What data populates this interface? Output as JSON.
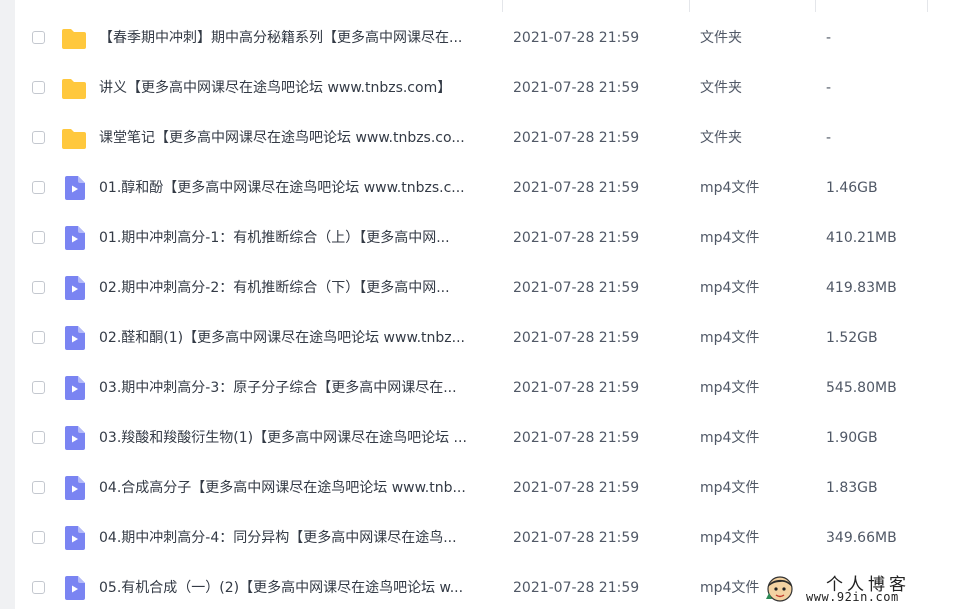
{
  "colors": {
    "folder": "#ffc83d",
    "video": "#7a84f2",
    "accent": "#5b6cf0"
  },
  "files": [
    {
      "name": "【春季期中冲刺】期中高分秘籍系列【更多高中网课尽在...",
      "date": "2021-07-28 21:59",
      "type": "文件夹",
      "size": "-",
      "icon": "folder-icon"
    },
    {
      "name": "讲义【更多高中网课尽在途鸟吧论坛 www.tnbzs.com】",
      "date": "2021-07-28 21:59",
      "type": "文件夹",
      "size": "-",
      "icon": "folder-icon"
    },
    {
      "name": "课堂笔记【更多高中网课尽在途鸟吧论坛 www.tnbzs.co...",
      "date": "2021-07-28 21:59",
      "type": "文件夹",
      "size": "-",
      "icon": "folder-icon"
    },
    {
      "name": "01.醇和酚【更多高中网课尽在途鸟吧论坛 www.tnbzs.c...",
      "date": "2021-07-28 21:59",
      "type": "mp4文件",
      "size": "1.46GB",
      "icon": "video-file-icon"
    },
    {
      "name": "01.期中冲刺高分-1：有机推断综合（上）【更多高中网...",
      "date": "2021-07-28 21:59",
      "type": "mp4文件",
      "size": "410.21MB",
      "icon": "video-file-icon"
    },
    {
      "name": "02.期中冲刺高分-2：有机推断综合（下）【更多高中网...",
      "date": "2021-07-28 21:59",
      "type": "mp4文件",
      "size": "419.83MB",
      "icon": "video-file-icon"
    },
    {
      "name": "02.醛和酮(1)【更多高中网课尽在途鸟吧论坛 www.tnbz...",
      "date": "2021-07-28 21:59",
      "type": "mp4文件",
      "size": "1.52GB",
      "icon": "video-file-icon"
    },
    {
      "name": "03.期中冲刺高分-3：原子分子综合【更多高中网课尽在...",
      "date": "2021-07-28 21:59",
      "type": "mp4文件",
      "size": "545.80MB",
      "icon": "video-file-icon"
    },
    {
      "name": "03.羧酸和羧酸衍生物(1)【更多高中网课尽在途鸟吧论坛 ...",
      "date": "2021-07-28 21:59",
      "type": "mp4文件",
      "size": "1.90GB",
      "icon": "video-file-icon"
    },
    {
      "name": "04.合成高分子【更多高中网课尽在途鸟吧论坛 www.tnb...",
      "date": "2021-07-28 21:59",
      "type": "mp4文件",
      "size": "1.83GB",
      "icon": "video-file-icon"
    },
    {
      "name": "04.期中冲刺高分-4：同分异构【更多高中网课尽在途鸟...",
      "date": "2021-07-28 21:59",
      "type": "mp4文件",
      "size": "349.66MB",
      "icon": "video-file-icon"
    },
    {
      "name": "05.有机合成（一）(2)【更多高中网课尽在途鸟吧论坛 w...",
      "date": "2021-07-28 21:59",
      "type": "mp4文件",
      "size": "",
      "icon": "video-file-icon"
    }
  ],
  "watermark": {
    "title": "个人博客",
    "url": "www.92in.com"
  }
}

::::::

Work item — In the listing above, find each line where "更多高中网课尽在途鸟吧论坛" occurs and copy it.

Written solution —
      "name": "讲义【更多高中网课尽在途鸟吧论坛 www.tnbzs.com】",
      "name": "课堂笔记【更多高中网课尽在途鸟吧论坛 www.tnbzs.co...",
      "name": "01.醇和酚【更多高中网课尽在途鸟吧论坛 www.tnbzs.c...",
      "name": "02.醛和酮(1)【更多高中网课尽在途鸟吧论坛 www.tnbz...",
      "name": "03.羧酸和羧酸衍生物(1)【更多高中网课尽在途鸟吧论坛 ...",
      "name": "04.合成高分子【更多高中网课尽在途鸟吧论坛 www.tnb...",
      "name": "05.有机合成（一）(2)【更多高中网课尽在途鸟吧论坛 w...",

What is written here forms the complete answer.